It seems that Bob McDonnell doesn’t see the need for a referendum on the issue of privatizing the state’s ABC stores. Most other decisions about state control of alcohol sales have been put to referendum, but he thinks his plan should be different. Why? Is McDonnell afraid that the voters won’t agree to his scheme to give away a large revenue source? Does he think he is somehow above putting radical changes in state policy to referendum? Maybe he agrees with George Bush, who once declared that a dictatorship is better…if he is the dictator. (We all saw how that turned out.)
He told the Washington Post, “If the General Assembly insisted on a referendum then it’s something certainly I’d consider.” Excuse me, but if the legislature insists on a referendum, it’s not up to McDonnell to “consider” it. It will be done, unless he wants to veto any chance of privatizing alcohol sales by refusing to sign a bill containing a referendum.
In the next sentence of his remarks to the Post McDonnell assured us that he wants “to make sure that we have money dropping in the bottom line on all our government reform issues as fast as possible.” Now, I don’t think I can adequately intepret that Palin-esque statement.
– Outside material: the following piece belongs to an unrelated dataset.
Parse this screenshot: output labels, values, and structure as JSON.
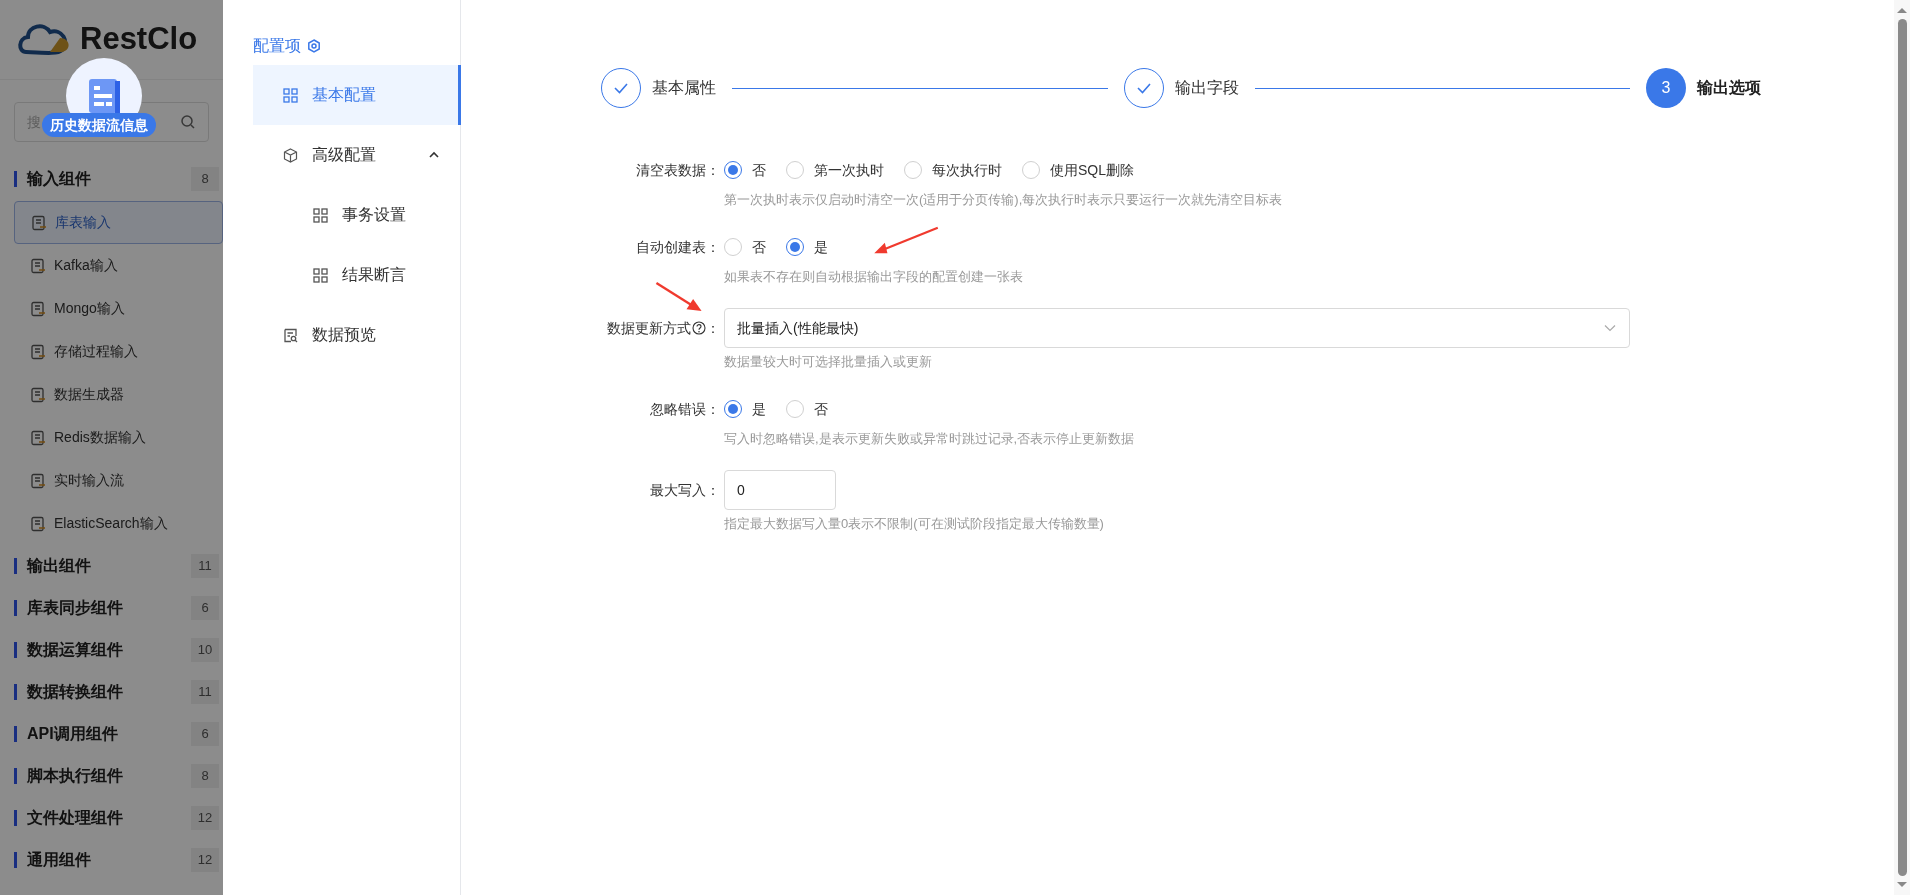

Does he mean he wants the bottom line of the budget to “drop,” i.e., show lower revenue and expenditures? Or, is he saying he wants to assure that the money from ABC sales isn’t lost to the “bottom line.” Hard to say, huh?
Since ABC profits amounted to $112 million of the $322 million returned by ABC stores to the General Fund last year, Mac and his acolytes must be counting on a whopping price tag for those licenses to sell spirits. After all, he did say that, magically, he won’t change the money the state gets from those sales, money that supports education, law enforcement, social programs, etc. The last time we got a “promise” of that sort was the lie Jim Gilmore told us about the cost to the state of that “no car tax” we still pay every year. I don’t know about you, but I simply don’t trust any Republican promise that when they take away revenue for government, there will, miraculously, be no loss in revenue. GOPers might think that they can work that sort of fiscal hocus pocus, but I’ve lived long enough to see how miserably they fail at handling things like money and budgets.
That $112 million in profits from 332 stores is about $340,000 per store. (Of course, as is true with all other forms of state revenue, northern Virginia and Hampton Roads provide the bulk of profit from the stores.)
I cannot conceive of any Republican-initiated scheme that would tax profits from those new wholesale and retail liquor establishments or increase taxes on liquor (Haven’t they all sworn in blood not to raise any taxes, ever?) So, annual licensing would have to bring in that $112 million.
I checked again the cost of licenses under McDonnell’s four proposals: With 300 licenses, each would have to cost about $373,000 annually. With 800 licenses, the cost drops to about $140,000 each per year. If every existing beer and wine license also included the sale of liquor – 3,000 of them – the license cost drops to $37,300.
If people in retail have to pay that kind of money for a license, where are their profits going to come from? It will be from lots more volume. Lots more. Plus, their employees will likely be paid Walmart wages and benefits, i.e., slightly above minimum wage with no retirement benefits. Before too long, I know what we will have. Mom and Pop liquor stores – including those licenses for women and minority businesses -will be pushed out, and ultimately an oligopoly of a few wholesale and retail players will collude on prices and purchase “access” to legislators with campaign contributions.
If McDonnell actually wanted to protect the General Fund, he would propose some alternative tax or revenue source to guarantee continuation of the amount the state was deriving from ABC store profits. That won’t happen.
Twice before, governors and the legislature have looked at the sale of the ABC stores. Both times, no one could find a way to assure the General Fund wouldn’t take a huge hit. Does Bob McDonnell actually think he can change basic arithmetic, or is he lying, just like Gilmore did?